Turkish law allows employees to take a leave in various situations. First, an employee who is unwell may take sick leave. In the current circumstances, an employer is obligated not to allow any sick employees into the workplace at any time. An employee who is sick and can prove that he is ill must continue to receive his salary based on the provisions of social security legislation. In this case, the employer is entitled to request a doctor's report proving the worker's condition. Extended sick leave without evidence of illness can result in a valid termination by the employer. Secondly, an employee and employer may agree that the employee will use his statutory paid leave during this period. Lastly, an employer may grant casual leave (mazeret izni) to employees in which case the days used as leave will not be deducted from the periods of statutory leave granted under the law and the employee will receive his usual pay.
6. Personal Travel - Can an employer restrict personal travel?
Given the ever-growing nature of the pandemic, employers are able restrict employee personal travel and make any travel subject to employer consent. In the absence of established precedent and the freedom granted under the Turkish Constitution for travel and settlement, it is unclear whether a breach of this instruction can be grounds for the employee's termination.
Even if there are no grounds for the termination of employment, an employer is entitled to prohibit an employee, who has travelled against his instructions, from entering the workplace. During this time, the employee may be asked to work from home and submit a doctor's report of his health condition before being allowed back into the workplace. A failure by the employee to submit this report despite the employer's request to this effect may be considered a valid reason for termination of employment.
7. Suspension of work - Can an employer suspend work and refrain from making payments to employees during this suspension?
If an employer freely suspends work for a certain period for the protection of its employees, he is obligated to continue to pay their salaries.
However, if regulatory action closes or restricts certain businesses (e.g. shops in malls where crowds gather), the employer's obligations toward employees will be significantly relaxed. In this case, during the one-week period after the closure or restriction by regulatory action, an employer will only be obligated to pay half the salary of each employee.
At the end of the one-week period, there will be no further payment obligations.

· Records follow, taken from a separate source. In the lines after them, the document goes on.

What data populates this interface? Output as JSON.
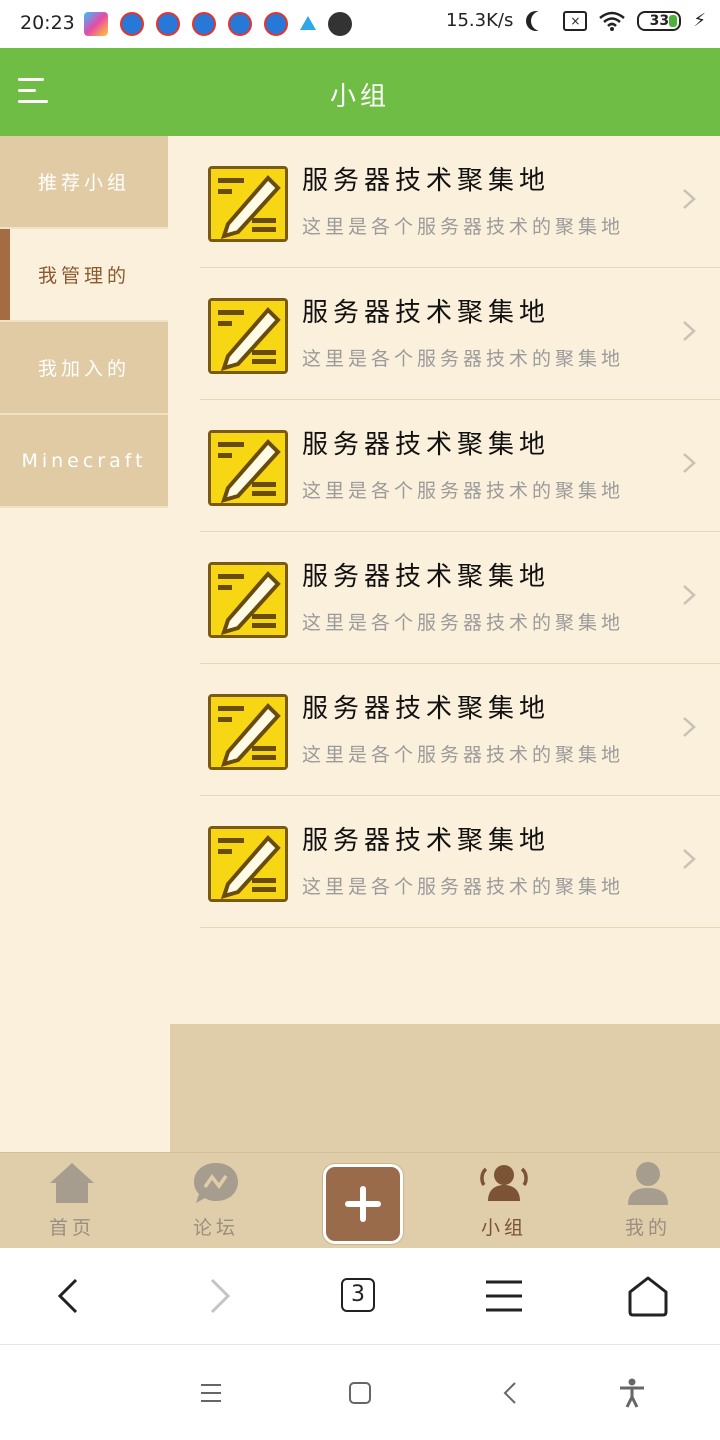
{
  "status_bar": {
    "time": "20:23",
    "net_speed": "15.3K/s",
    "battery": "33"
  },
  "header": {
    "title": "小组"
  },
  "sidebar": {
    "items": [
      {
        "label": "推荐小组",
        "active": false
      },
      {
        "label": "我管理的",
        "active": true
      },
      {
        "label": "我加入的",
        "active": false
      },
      {
        "label": "Minecraft",
        "active": false
      }
    ]
  },
  "groups": [
    {
      "title": "服务器技术聚集地",
      "desc": "这里是各个服务器技术的聚集地"
    },
    {
      "title": "服务器技术聚集地",
      "desc": "这里是各个服务器技术的聚集地"
    },
    {
      "title": "服务器技术聚集地",
      "desc": "这里是各个服务器技术的聚集地"
    },
    {
      "title": "服务器技术聚集地",
      "desc": "这里是各个服务器技术的聚集地"
    },
    {
      "title": "服务器技术聚集地",
      "desc": "这里是各个服务器技术的聚集地"
    },
    {
      "title": "服务器技术聚集地",
      "desc": "这里是各个服务器技术的聚集地"
    }
  ],
  "tabbar": {
    "home": "首页",
    "forum": "论坛",
    "groups": "小组",
    "mine": "我的"
  },
  "browser": {
    "tab_count": "3"
  },
  "colors": {
    "header": "#6fbd44",
    "accent": "#996b4a",
    "background": "#fbf0dc",
    "panel": "#e0ceaa"
  }
}
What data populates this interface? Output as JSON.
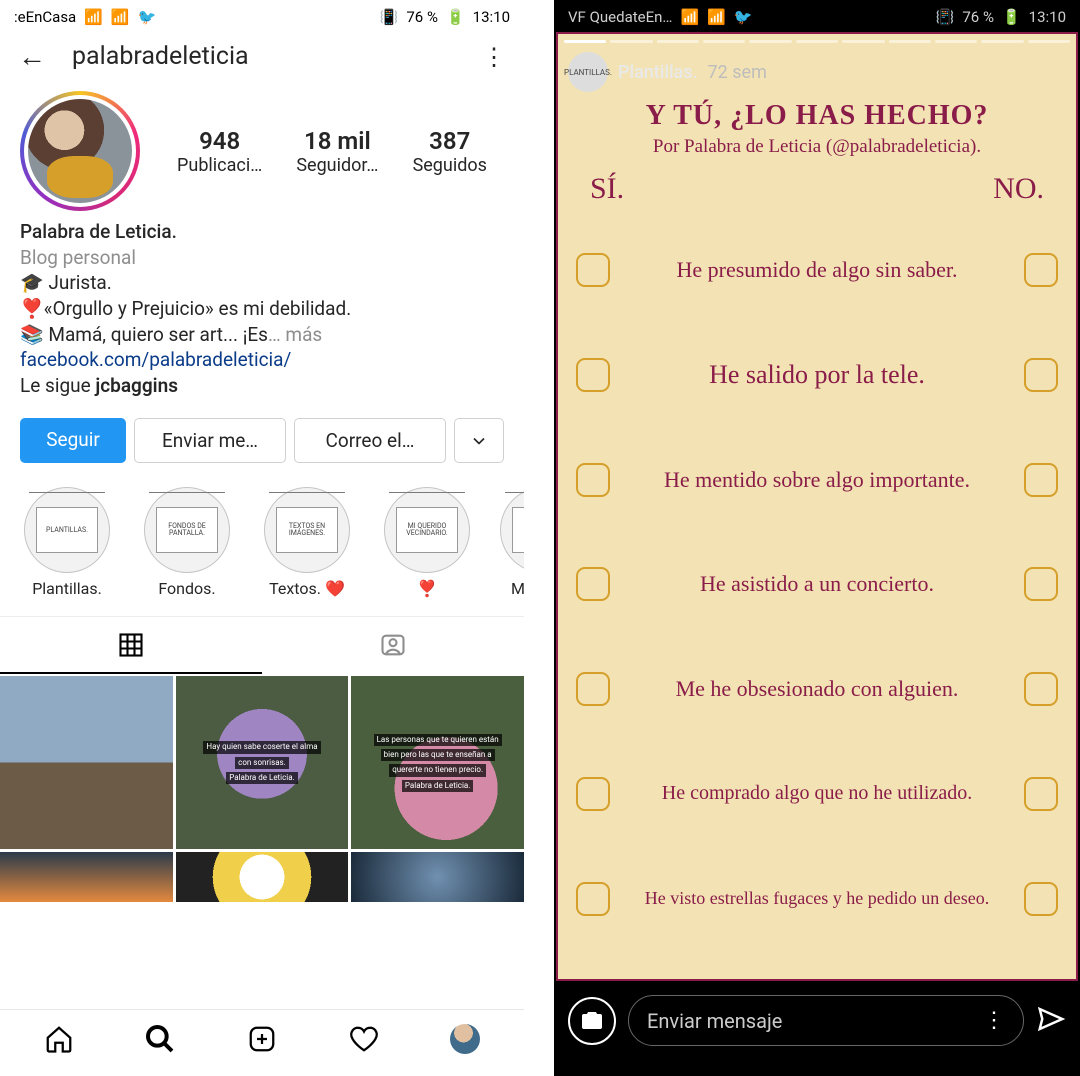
{
  "left": {
    "statusbar": {
      "carrier": ":eEnCasa",
      "battery": "76 %",
      "time": "13:10"
    },
    "topbar": {
      "username": "palabradeleticia"
    },
    "stats": {
      "posts": {
        "num": "948",
        "label": "Publicaci…"
      },
      "followers": {
        "num": "18 mil",
        "label": "Seguidor…"
      },
      "following": {
        "num": "387",
        "label": "Seguidos"
      }
    },
    "bio": {
      "name": "Palabra de Leticia.",
      "category": "Blog personal",
      "line1": "🎓 Jurista.",
      "line2": "❣️«Orgullo y Prejuicio» es mi debilidad.",
      "line3_a": "📚 Mamá, quiero ser art... ¡Es",
      "more": "… más",
      "link": "facebook.com/palabradeleticia/",
      "followed_by_prefix": "Le sigue ",
      "followed_by_name": "jcbaggins"
    },
    "actions": {
      "follow": "Seguir",
      "message": "Enviar me…",
      "email": "Correo el…"
    },
    "highlights": [
      {
        "card": "PLANTILLAS.",
        "label": "Plantillas."
      },
      {
        "card": "FONDOS DE PANTALLA.",
        "label": "Fondos."
      },
      {
        "card": "TEXTOS EN IMÁGENES.",
        "label": "Textos. ❤️"
      },
      {
        "card": "MI QUERIDO VECINDARIO.",
        "label": "❣️"
      },
      {
        "card": "",
        "label": "M"
      }
    ],
    "grid_captions": {
      "c2a": "Hay quien sabe coserte el alma",
      "c2b": "con sonrisas.",
      "c2c": "Palabra de Leticia.",
      "c3a": "Las personas que te quieren están",
      "c3b": "bien pero las que te enseñan a",
      "c3c": "quererte no tienen precio.",
      "c3d": "Palabra de Leticia."
    }
  },
  "right": {
    "statusbar": {
      "carrier": "VF QuedateEn…",
      "battery": "76 %",
      "time": "13:10"
    },
    "header": {
      "name": "Plantillas.",
      "ago": "72 sem"
    },
    "title": "Y TÚ, ¿LO HAS HECHO?",
    "subtitle": "Por Palabra de Leticia (@palabradeleticia).",
    "si": "SÍ.",
    "no": "NO.",
    "questions": [
      "He presumido de algo sin saber.",
      "He salido por la tele.",
      "He mentido sobre algo importante.",
      "He asistido a un concierto.",
      "Me he obsesionado con alguien.",
      "He comprado algo que no he utilizado.",
      "He visto estrellas fugaces y he pedido un deseo."
    ],
    "footer": {
      "placeholder": "Enviar mensaje"
    }
  }
}
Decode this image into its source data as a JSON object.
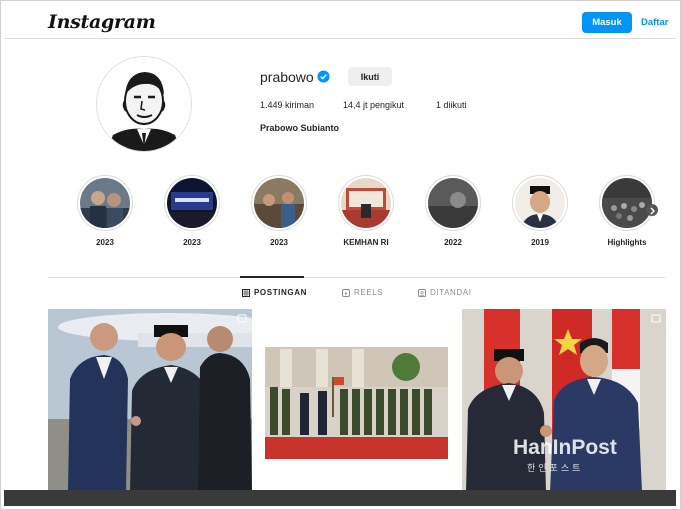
{
  "header": {
    "logo": "Instagram",
    "login_label": "Masuk",
    "signup_label": "Daftar"
  },
  "profile": {
    "username": "prabowo",
    "follow_label": "Ikuti",
    "posts": "1.449 kiriman",
    "followers": "14,4 jt pengikut",
    "following": "1 diikuti",
    "full_name": "Prabowo Subianto"
  },
  "highlights": [
    {
      "label": "2023"
    },
    {
      "label": "2023"
    },
    {
      "label": "2023"
    },
    {
      "label": "KEMHAN RI"
    },
    {
      "label": "2022"
    },
    {
      "label": "2019"
    },
    {
      "label": "Highlights"
    }
  ],
  "tabs": [
    {
      "label": "POSTINGAN"
    },
    {
      "label": "REELS"
    },
    {
      "label": "DITANDAI"
    }
  ],
  "watermark": {
    "line1": "HanInPost",
    "line2": "한인포스트"
  },
  "colors": {
    "accent": "#0095f6",
    "text": "#262626",
    "divider": "#dbdbdb"
  }
}
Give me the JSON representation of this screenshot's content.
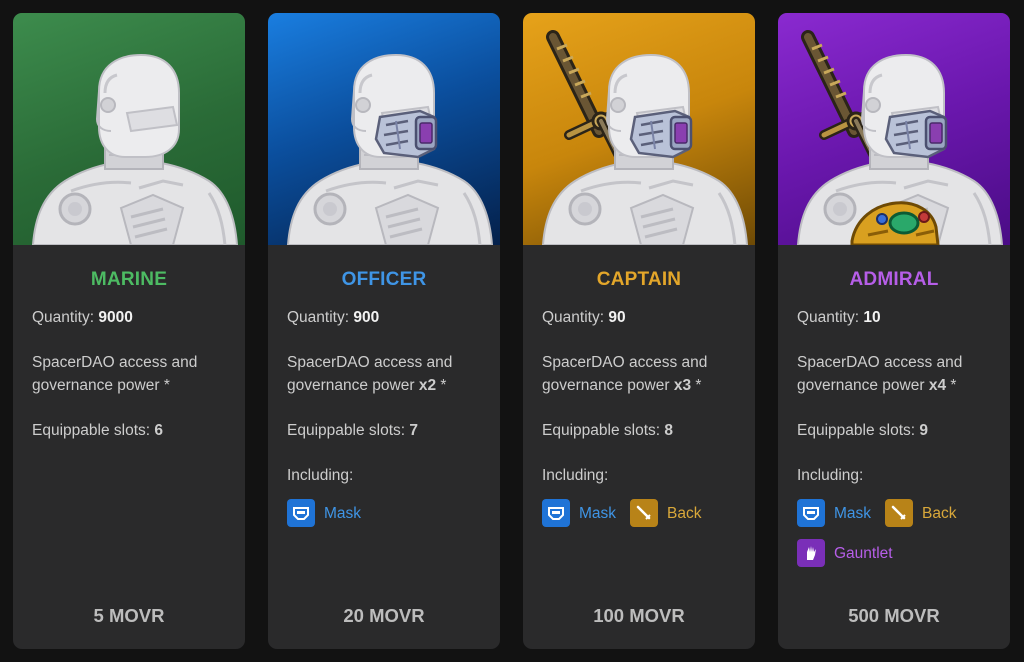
{
  "cards": [
    {
      "title": "MARINE",
      "quantity_label": "Quantity: ",
      "quantity": "9000",
      "access_text": "SpacerDAO access and governance power",
      "multiplier": "",
      "asterisk": " *",
      "slots_label": "Equippable slots: ",
      "slots": "6",
      "including_label": "",
      "items": [],
      "price": "5 MOVR"
    },
    {
      "title": "OFFICER",
      "quantity_label": "Quantity: ",
      "quantity": "900",
      "access_text": "SpacerDAO access and governance power ",
      "multiplier": "x2",
      "asterisk": " *",
      "slots_label": "Equippable slots: ",
      "slots": "7",
      "including_label": "Including:",
      "items": [
        {
          "label": "Mask",
          "icon": "mask-icon"
        }
      ],
      "price": "20 MOVR"
    },
    {
      "title": "CAPTAIN",
      "quantity_label": "Quantity: ",
      "quantity": "90",
      "access_text": "SpacerDAO access and governance power ",
      "multiplier": "x3",
      "asterisk": " *",
      "slots_label": "Equippable slots: ",
      "slots": "8",
      "including_label": "Including:",
      "items": [
        {
          "label": "Mask",
          "icon": "mask-icon"
        },
        {
          "label": "Back",
          "icon": "sword-icon"
        }
      ],
      "price": "100 MOVR"
    },
    {
      "title": "ADMIRAL",
      "quantity_label": "Quantity: ",
      "quantity": "10",
      "access_text": "SpacerDAO access and governance power ",
      "multiplier": "x4",
      "asterisk": " *",
      "slots_label": "Equippable slots: ",
      "slots": "9",
      "including_label": "Including:",
      "items": [
        {
          "label": "Mask",
          "icon": "mask-icon"
        },
        {
          "label": "Back",
          "icon": "sword-icon"
        },
        {
          "label": "Gauntlet",
          "icon": "gauntlet-icon"
        }
      ],
      "price": "500 MOVR"
    }
  ],
  "colors": {
    "marine": "#4dbb63",
    "officer": "#3f95e6",
    "captain": "#e3a62a",
    "admiral": "#b65ee8",
    "card_bg": "#2a2a2b",
    "page_bg": "#121212"
  }
}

During the entire period that this regulatory action is in effect, the employment agreement will be considered suspended and once the action is lifted, the employment agreement will automatically become effective again.
For more information of employer obligations in Turkey during the current crisis, contact your regular CMS advisor or local CMS experts: Döne Yalçin or Sinan Abra.